Lots of fur in this nest. I recognized the coloring common to Virginia opossums.

I’ve learned some things with this experience.  Next spring, early in the season, I’ll remove the rain chain and will also re-string the fishing line around the nest box.  I’m also planning to saw off the house perch.  It’ll limit the Titmice from landing, but as I observed  the Titmice entering the house, they mostly flew directly to the entrance, without a perch-stop.  However, the House Sparrows perched on the perch, blocking the Titmice from entering the house.

I hear Titmice song everyday–though not in my garden–especially in early morning and near sundown,  so I hope they found a safer spot to raise their babies.  There are significantly more House Sparrows than Black-crested Titmice in my neighborhood and I imagine there’s fierce competition for nesting spots.

I’m sure I’ll see Titmice, but I’ll have to wait until next year for any possibility of hosting a family of these darlings.

A companionable House Finch (Haemorhous mexicanus) shares with a Black-crested Titmouse.

Dummy

Late last week, I was excited to see a pair of Black-crested Titmice entering and exiting a bird house, having apparently decided that it was a nice place to raise their little ones.  The charming birds worked diligently for three days, one bringing bits of leaves into the house, while the other perched on nearby branches singing, calling, and standing guard.

All I managed to photograph was the tail-end of the bird as he/she entered the house,

…and its darling face as he/she exited to gather more material.

Titmice gather soft materials like new leaves, feathers, animal fur, moss, and similar items for their nests.

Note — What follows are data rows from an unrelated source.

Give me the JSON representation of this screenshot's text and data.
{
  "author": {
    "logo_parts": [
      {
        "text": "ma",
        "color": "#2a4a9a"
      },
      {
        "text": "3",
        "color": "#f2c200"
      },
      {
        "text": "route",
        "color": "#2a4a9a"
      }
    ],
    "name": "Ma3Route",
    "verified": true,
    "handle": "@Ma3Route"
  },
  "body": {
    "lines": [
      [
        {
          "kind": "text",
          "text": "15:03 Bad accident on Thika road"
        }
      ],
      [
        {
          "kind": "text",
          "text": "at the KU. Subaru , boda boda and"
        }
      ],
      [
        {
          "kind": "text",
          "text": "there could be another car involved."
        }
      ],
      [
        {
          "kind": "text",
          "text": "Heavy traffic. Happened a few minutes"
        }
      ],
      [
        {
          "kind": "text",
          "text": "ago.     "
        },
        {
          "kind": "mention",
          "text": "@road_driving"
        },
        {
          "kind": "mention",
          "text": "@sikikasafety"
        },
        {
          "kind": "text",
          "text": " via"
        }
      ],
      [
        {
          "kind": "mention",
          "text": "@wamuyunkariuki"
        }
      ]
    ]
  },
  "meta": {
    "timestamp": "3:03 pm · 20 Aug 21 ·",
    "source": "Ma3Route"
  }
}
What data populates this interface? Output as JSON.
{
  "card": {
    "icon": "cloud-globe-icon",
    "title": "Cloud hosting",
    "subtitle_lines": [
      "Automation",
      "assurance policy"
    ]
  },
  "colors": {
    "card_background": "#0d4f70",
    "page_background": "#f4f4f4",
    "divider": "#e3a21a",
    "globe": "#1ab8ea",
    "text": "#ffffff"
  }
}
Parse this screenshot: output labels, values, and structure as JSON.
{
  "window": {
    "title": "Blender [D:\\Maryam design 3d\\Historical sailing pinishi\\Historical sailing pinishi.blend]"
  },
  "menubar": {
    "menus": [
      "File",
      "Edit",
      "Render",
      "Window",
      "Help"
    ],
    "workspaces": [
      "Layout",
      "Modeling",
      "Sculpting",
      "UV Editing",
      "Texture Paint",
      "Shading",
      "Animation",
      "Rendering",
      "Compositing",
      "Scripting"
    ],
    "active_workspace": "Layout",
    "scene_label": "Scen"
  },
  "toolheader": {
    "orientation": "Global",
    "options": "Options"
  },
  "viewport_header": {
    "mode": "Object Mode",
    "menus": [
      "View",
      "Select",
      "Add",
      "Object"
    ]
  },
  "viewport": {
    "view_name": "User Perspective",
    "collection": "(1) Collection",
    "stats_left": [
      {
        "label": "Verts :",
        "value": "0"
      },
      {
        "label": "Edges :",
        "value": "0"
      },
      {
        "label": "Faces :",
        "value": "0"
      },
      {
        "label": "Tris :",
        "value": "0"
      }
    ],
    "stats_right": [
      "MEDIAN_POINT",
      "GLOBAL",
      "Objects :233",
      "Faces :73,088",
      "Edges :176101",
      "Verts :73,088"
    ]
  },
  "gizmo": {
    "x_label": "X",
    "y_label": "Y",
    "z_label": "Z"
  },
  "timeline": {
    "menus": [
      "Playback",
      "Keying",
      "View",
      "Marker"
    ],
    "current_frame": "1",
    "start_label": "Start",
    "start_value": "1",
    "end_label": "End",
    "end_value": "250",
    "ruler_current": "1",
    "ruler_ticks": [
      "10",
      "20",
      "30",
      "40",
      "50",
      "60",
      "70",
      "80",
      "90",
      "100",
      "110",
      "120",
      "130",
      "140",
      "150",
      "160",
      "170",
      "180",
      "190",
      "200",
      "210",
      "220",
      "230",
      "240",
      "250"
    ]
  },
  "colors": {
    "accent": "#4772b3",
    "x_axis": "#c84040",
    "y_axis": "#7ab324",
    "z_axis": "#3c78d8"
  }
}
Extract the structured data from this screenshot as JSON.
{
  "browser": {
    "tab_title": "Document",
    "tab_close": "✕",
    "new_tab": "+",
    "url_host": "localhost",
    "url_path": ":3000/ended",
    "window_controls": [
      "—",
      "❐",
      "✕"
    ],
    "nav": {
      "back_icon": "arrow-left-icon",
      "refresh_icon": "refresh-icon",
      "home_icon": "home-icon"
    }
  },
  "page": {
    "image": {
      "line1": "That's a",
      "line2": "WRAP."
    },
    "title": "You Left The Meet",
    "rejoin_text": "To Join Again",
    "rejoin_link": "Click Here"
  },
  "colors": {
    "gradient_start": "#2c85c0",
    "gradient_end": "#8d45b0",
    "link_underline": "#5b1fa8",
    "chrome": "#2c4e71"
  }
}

Sunday was windy.  I saw them working that day, but I didn’t watch closely.  By late Monday, having been in and out during the day and not having observed regularly, I realized in late afternoon that there was no activity around the bird house.

It seems they built a dummy.  Birds will build a nest, then abandon for any number of reasons, including that they’re spooked by a predator, or that they built in several spots with the female then choosing one–not all–of those spots for her nesting.  I don’t know why this couple decided against the house, perhaps it swayed too much in the wind or maybe it was just too close to the garage door.  Maybe they thought the rain chain was  a little tacky.  Who knows what titmice think?

Whatever their reason, the house now sits empty. There will be no itty-bitty baby titmice for me to observe this spring.

I’m sorry that the cute bird house won’t house cute birds.  They’re still visiting my garden, though their home-sweet-home is somewhere else.  I wish them well in their family business and hope they bring their youngins to my garden for a drink and a nosh.